WORK REQUEST: Copy each line below in which the word "them" occurs.

[Entries from a dataset of interfaces]

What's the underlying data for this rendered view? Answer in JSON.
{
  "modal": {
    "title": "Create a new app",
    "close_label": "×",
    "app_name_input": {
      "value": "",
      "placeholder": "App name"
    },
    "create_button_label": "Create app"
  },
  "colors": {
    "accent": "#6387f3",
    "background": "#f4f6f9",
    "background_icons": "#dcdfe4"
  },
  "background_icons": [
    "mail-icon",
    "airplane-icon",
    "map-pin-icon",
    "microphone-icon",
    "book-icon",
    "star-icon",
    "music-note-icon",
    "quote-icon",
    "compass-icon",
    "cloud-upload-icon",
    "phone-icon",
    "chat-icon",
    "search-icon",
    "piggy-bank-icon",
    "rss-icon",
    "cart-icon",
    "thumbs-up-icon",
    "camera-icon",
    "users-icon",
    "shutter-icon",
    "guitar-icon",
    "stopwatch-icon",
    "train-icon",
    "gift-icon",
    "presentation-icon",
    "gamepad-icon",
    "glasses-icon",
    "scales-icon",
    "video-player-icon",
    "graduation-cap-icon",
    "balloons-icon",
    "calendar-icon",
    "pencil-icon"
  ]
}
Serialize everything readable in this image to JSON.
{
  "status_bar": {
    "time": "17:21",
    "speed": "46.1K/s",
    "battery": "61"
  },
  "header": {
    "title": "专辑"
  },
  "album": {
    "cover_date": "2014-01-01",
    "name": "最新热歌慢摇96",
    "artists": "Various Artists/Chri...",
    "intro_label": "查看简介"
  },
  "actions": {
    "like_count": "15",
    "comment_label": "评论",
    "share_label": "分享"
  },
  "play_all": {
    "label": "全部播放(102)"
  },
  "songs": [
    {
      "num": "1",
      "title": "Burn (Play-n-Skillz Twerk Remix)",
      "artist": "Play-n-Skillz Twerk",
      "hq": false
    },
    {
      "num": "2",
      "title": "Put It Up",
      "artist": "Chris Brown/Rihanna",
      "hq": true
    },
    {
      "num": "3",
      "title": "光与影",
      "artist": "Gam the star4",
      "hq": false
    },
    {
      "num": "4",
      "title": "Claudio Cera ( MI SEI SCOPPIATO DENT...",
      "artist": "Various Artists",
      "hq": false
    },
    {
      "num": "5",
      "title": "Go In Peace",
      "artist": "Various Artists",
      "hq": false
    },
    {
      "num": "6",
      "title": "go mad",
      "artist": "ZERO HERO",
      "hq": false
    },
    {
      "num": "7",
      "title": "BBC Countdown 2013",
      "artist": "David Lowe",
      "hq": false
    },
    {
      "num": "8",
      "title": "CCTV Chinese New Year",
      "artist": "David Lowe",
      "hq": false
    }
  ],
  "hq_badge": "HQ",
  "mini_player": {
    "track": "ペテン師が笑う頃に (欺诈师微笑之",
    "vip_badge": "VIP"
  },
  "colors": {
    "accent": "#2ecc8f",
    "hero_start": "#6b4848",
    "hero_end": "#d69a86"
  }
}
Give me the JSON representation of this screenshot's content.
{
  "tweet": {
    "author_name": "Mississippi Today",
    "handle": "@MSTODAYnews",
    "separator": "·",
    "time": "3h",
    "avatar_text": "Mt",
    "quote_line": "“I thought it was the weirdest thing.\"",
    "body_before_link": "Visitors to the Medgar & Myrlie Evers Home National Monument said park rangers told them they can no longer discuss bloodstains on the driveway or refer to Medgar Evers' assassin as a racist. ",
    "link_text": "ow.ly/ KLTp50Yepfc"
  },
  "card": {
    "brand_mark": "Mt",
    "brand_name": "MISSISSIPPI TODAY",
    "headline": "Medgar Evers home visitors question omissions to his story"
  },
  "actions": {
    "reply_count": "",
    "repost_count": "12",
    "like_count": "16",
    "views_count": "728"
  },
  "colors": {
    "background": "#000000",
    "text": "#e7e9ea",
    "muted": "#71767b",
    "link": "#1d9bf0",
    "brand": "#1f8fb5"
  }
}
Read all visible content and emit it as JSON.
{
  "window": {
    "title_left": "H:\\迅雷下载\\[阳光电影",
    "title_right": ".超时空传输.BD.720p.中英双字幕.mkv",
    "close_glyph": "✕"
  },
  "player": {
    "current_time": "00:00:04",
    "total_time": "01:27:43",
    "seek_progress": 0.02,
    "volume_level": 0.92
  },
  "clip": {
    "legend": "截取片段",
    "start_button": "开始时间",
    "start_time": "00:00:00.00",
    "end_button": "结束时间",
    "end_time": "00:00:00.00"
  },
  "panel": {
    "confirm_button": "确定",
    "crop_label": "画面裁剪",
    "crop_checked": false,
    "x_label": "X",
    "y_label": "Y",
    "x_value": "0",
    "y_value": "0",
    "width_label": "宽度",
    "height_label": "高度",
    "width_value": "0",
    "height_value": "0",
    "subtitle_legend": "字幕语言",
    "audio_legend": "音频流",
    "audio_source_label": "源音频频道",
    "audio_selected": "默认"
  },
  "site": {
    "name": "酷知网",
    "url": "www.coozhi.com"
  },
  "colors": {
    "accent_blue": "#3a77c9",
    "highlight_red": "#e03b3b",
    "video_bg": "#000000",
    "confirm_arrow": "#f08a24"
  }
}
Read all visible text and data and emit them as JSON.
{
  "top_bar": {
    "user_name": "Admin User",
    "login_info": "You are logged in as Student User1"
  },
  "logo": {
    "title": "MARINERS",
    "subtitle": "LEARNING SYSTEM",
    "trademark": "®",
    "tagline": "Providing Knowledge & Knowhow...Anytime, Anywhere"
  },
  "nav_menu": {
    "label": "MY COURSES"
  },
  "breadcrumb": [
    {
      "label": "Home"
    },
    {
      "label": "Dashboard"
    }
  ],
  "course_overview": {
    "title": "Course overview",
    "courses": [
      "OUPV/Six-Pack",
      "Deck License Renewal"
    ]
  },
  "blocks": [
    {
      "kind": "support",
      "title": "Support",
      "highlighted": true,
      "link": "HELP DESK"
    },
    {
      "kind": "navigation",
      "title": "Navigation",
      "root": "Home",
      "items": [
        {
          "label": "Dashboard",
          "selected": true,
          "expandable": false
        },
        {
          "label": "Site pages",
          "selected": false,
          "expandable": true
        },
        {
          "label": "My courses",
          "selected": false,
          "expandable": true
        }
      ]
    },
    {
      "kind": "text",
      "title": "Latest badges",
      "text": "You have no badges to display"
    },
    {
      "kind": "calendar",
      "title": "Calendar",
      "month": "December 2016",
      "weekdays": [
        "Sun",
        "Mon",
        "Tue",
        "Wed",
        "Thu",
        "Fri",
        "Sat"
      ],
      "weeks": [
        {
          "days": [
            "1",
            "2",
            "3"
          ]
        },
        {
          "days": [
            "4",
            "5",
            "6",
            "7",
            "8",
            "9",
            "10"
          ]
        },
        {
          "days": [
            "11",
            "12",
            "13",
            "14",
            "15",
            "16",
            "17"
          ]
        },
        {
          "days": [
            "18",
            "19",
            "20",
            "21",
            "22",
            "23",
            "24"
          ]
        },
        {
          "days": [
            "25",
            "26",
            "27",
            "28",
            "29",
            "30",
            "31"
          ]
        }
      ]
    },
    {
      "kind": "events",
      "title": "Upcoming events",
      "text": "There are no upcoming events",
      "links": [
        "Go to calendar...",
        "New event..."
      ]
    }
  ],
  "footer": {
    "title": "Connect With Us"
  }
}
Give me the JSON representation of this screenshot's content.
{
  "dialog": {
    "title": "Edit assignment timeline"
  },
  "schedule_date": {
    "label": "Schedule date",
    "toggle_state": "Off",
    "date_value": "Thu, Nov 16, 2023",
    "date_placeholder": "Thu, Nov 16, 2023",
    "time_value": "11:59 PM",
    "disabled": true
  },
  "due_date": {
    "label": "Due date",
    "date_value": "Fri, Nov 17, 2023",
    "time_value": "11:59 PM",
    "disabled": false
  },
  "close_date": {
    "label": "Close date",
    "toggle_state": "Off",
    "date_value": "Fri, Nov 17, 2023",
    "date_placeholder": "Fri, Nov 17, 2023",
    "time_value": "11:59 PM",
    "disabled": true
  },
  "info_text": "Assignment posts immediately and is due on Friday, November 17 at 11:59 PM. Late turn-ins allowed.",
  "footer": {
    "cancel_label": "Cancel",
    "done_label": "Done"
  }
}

ANSWER TO THIS PROBLEM:
    "body_before_link": "Visitors to the Medgar & Myrlie Evers Home National Monument said park rangers told them they can no longer discuss bloodstains on the driveway or refer to Medgar Evers' assassin as a racist. ",
Read all visible text and data and emit them as JSON.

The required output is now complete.